Service stations are deterring motorists from taking vital rest breaks at times when they need it most because of "ludicrous" parking restrictions.
Flying in the face of government advice to motorists not to drive tired, draconian parking charges are being imposed on drivers who stop and nap at services for more than two hours.
An AOL Cars investigation uncovered a little known loophole in the parking restrictions in force at 58 service stations operated by Moto, where drivers who have been issued charge notices for genuinely napping can have their tickets quashed.
However, rivals Welcome Break – which operates 28 stations around the UK – stuck by its strict two-hour parking rules, even if it meant dangerously deterring drivers from stopping and having a sleep.
Tim Shallcross, spokesman for the Institute of Advanced Motorists, said: "Motorway service areas are provided in order to enable people to take a break from driving in the interests of safety.
"If they are then going to deter people from parking there, the whole object of having them in the first place is defeated."
An AOL Cars reporter received a demand for £100 by both Moto and Welcome Break after sleeping in his car to test the theory at service stations operated by the different companies.
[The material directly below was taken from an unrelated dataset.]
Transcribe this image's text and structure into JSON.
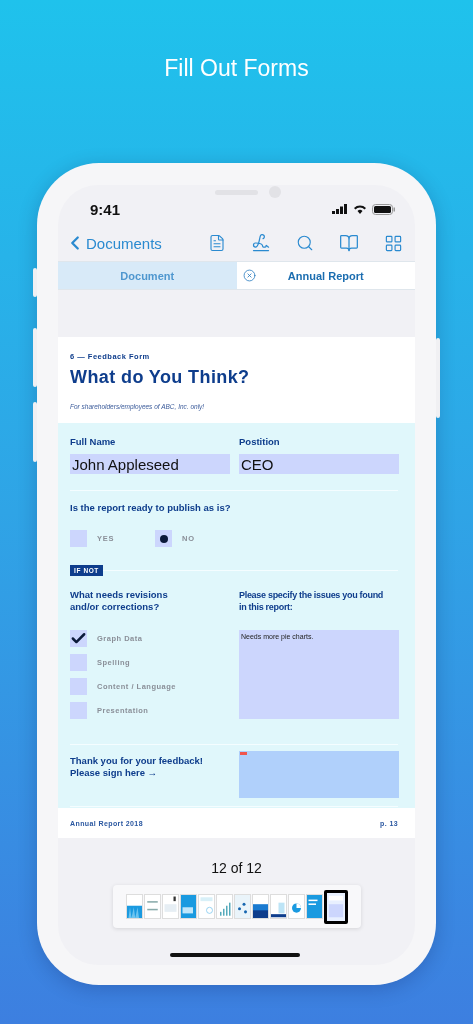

On both occasions he entered after midnight and left the car park before 8am.
When AOL Cars contacted Moto for a comment it immediately cancelled the ticket and revealed its little-known parking policy, however Welcome Break was not as forthcoming.
Shallcross added: "A charge for somebody who's parked for more than two hours in the early hours of the morning is absolutely ludicrous and there is no justification for it whatsoever.
"It generates the risk that next time you're driving down the motorway and feel tired, you'll run the risk of having a crash because you won't want to stop and potentially incur another penalty. It runs entirely counter to the whole purpose of having a motorway service area in the first place."
Andrew Leatham, spokesman for Moto, told AOL Cars that the charge would be rescinded – and others could claim relief too.
"It is not our policy to issue parking charge notices to drivers who have genuinely fallen asleep," he said.
"What most people do when they find they have stayed for longer than two hours is go in and speak to the duty manager and they will just erase the parking charge there and then. If it ever happens to you, I would advise that is what motorists do."
However, Welcome Break was not as helpful. It refused to cancel the charge and said it stuck by its parking policy.
Rod McKie, chief executive, told AOL Cars he believed two hours was "ample time for drivers to take a break and refresh themselves for their onward journeys".
He added: "If customers did not have to pay at night, our car parks would be full of people sleeping in cars, vans, caravans, etc. This is a major concern for us."
Ed Morrow, campaigns officer for the road safety charity Brake was concerned with Welcome Break's approach.
He told AOL Cars: "Tired driving is a major killer on UK roads, and taking regular breaks is essential to tackling the problem.
"We advise all drivers to take a break of at least 15 minutes every two hours. If you feel sleepy, you should pull over somewhere and safe and have a nap."
Our advice would be to be very careful to choose a service station owned by Moto if you do...
What do you think of these parking restrictions? Have you ever been caught out? Let us know your thoughts by posting your comments below.
Author: Dave Brown